ASSIGNED TASK -> State how many lines in the entries below hold the string "glyph", and give nothing besides that number.

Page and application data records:
· · ·
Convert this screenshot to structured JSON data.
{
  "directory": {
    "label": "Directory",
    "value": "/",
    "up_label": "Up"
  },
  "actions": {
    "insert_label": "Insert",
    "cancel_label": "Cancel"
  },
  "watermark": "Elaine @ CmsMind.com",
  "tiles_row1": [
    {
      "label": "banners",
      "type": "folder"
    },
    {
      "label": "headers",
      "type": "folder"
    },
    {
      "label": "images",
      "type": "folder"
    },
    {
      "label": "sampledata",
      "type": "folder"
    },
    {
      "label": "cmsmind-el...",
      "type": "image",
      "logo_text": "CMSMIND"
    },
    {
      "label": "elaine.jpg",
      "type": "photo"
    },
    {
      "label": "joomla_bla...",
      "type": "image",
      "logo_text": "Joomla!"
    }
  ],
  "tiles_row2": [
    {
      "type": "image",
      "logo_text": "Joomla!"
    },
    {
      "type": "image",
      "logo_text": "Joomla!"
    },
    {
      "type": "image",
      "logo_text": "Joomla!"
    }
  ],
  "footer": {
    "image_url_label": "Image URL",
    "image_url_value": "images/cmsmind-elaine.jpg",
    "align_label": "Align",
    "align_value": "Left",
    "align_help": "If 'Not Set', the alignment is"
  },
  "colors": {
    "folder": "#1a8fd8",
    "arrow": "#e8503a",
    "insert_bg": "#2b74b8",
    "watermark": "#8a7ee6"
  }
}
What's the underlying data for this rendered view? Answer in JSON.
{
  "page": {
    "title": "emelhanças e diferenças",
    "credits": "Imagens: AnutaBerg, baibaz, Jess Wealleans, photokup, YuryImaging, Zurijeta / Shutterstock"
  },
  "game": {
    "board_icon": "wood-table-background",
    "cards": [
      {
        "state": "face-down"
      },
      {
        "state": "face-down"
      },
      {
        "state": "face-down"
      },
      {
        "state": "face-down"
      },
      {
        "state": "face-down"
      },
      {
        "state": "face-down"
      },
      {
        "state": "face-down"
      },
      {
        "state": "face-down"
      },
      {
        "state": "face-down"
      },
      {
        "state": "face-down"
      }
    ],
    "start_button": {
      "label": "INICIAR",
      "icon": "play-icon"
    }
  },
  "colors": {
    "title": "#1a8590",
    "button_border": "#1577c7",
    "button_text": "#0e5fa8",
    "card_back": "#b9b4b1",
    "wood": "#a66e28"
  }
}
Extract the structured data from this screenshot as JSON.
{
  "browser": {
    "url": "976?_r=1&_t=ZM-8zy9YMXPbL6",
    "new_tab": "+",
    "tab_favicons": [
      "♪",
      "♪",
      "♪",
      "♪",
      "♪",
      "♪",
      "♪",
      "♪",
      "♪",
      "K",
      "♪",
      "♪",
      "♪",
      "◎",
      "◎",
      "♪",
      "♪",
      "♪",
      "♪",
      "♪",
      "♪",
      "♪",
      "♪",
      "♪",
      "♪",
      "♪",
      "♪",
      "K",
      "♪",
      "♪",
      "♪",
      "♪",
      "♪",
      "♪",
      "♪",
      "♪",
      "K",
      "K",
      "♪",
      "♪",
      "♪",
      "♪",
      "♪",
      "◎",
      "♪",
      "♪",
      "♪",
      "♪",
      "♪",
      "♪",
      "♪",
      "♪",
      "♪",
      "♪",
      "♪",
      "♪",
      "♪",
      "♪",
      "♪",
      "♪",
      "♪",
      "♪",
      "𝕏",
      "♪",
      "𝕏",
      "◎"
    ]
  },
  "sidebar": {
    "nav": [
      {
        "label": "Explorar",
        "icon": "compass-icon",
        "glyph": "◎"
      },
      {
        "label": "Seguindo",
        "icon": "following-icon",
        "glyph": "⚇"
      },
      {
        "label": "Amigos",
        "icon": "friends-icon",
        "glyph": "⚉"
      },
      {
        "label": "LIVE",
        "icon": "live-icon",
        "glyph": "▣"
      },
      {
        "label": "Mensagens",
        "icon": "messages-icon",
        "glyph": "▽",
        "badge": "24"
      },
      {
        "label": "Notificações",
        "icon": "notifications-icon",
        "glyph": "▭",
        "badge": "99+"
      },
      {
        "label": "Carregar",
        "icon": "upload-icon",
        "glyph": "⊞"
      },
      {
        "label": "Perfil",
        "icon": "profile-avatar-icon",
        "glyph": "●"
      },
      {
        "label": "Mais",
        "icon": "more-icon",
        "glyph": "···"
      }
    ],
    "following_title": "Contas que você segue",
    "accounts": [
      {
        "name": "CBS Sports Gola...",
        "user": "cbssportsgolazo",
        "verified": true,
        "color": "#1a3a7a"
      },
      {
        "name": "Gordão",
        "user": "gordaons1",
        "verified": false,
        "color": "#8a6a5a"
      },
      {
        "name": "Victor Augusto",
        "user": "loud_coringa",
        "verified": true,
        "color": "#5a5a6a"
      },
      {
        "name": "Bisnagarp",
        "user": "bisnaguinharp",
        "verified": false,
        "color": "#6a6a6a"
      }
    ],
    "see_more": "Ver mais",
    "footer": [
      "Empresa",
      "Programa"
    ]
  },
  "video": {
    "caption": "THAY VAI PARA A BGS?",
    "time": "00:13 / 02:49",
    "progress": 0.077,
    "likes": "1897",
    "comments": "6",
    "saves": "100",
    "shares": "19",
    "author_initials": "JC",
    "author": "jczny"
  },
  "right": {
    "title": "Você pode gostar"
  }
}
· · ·
SOLUTION FOR THIS TASK -> 9